On June 5, 1976, the Teton Dam in southeastern Idaho went through a catastrophic failure.

Jessica Foster, a freshman majoring in interdisciplinary studies, grew up in Idaho Falls, Idaho, all of her life.

“When the Teton Dam broke, my dad was right outside of Rigby,” Foster said. “I grew up hearing about that. A lot of our family friends lost their crops from it.”

Foster said she is used to the natural disaster risks in the surrounding area because she grew up here.

“I grew up here, so Yellowstone has never really freaked me out,” Foster said. I go to visit at least twice a year and they take a lot of precautions for it.”

Coreen Hurst, a faculty member in the Department of Geology, shared her thoughts on potential risks in the area and those that are most likely to occur.

“Several disasters are possible,” Hurst said. Flooding is the most likely. We are close to the Snake River and different tributaries to the Snake River. This past spring there were several close calls for flooding.”

Hurst said that another risk in this area are earthquakes. The area is being monitored currently.

“There are some fault lines in this area and the surrounding area that could potentially have an earthquake occur on them,” Hurst said. “If an earthquake were to occur on the Teton fault line, this area would be affected by it. The University of Utah along with Idaho State monitors this whole area with seismographs.”

She said that another risk in this area are volcanic eruptions.

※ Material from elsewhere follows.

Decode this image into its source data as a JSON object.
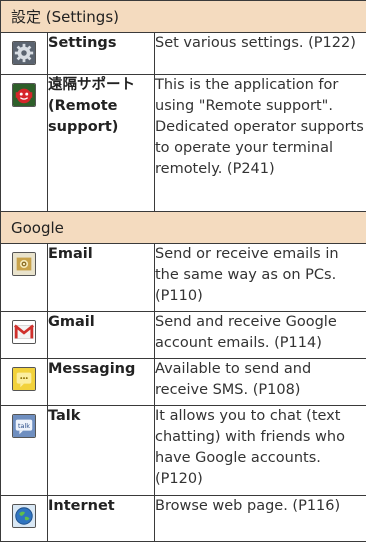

“R Mountain is a tuff cone volcano,” Hurst said. “Tuff cones usually only erupt one time. R Mountain erupted and is no longer active, but there is a possibility of a new one appearing next to it or around it.”

Anywhere in the world has potential natural disasters that could occur.

“Anywhere that you live is going to have risks,” Hurst said. “However, BYU-Idaho is really good about being a place of refuge.”

Hurst said there is information on the school website about how to prepare for disasters and emergency situations. This webpage is called the Emergency Action Plan.

“They have a list of all of the types of disasters that could occur,” Hurst said.

Kelsey Echols, a sophomore studying psychology, said that flood waters are a potential risk in this area.

“I grew up in the midwest so I’m used to tornadoes and earthquakes,” Echols said. “Maybe how high the flood waters are is a risk. The undercurrent especially in the Snake River is dangerous.”

Echols said what she would to get to higher ground in case of a flood emergency.

Foster said that being prepared is an essential aspect of knowing what to do in a disaster situation.

“Knowing what to do and who to contact in an emergency can better prepare us,” Foster said.

Hurst said that there are several things included in the university Emergency Action Plan that could benefit and prepare us for a disaster.

“Have things that are important in a safe place where they are easy to grab when leaving,” Hurst said.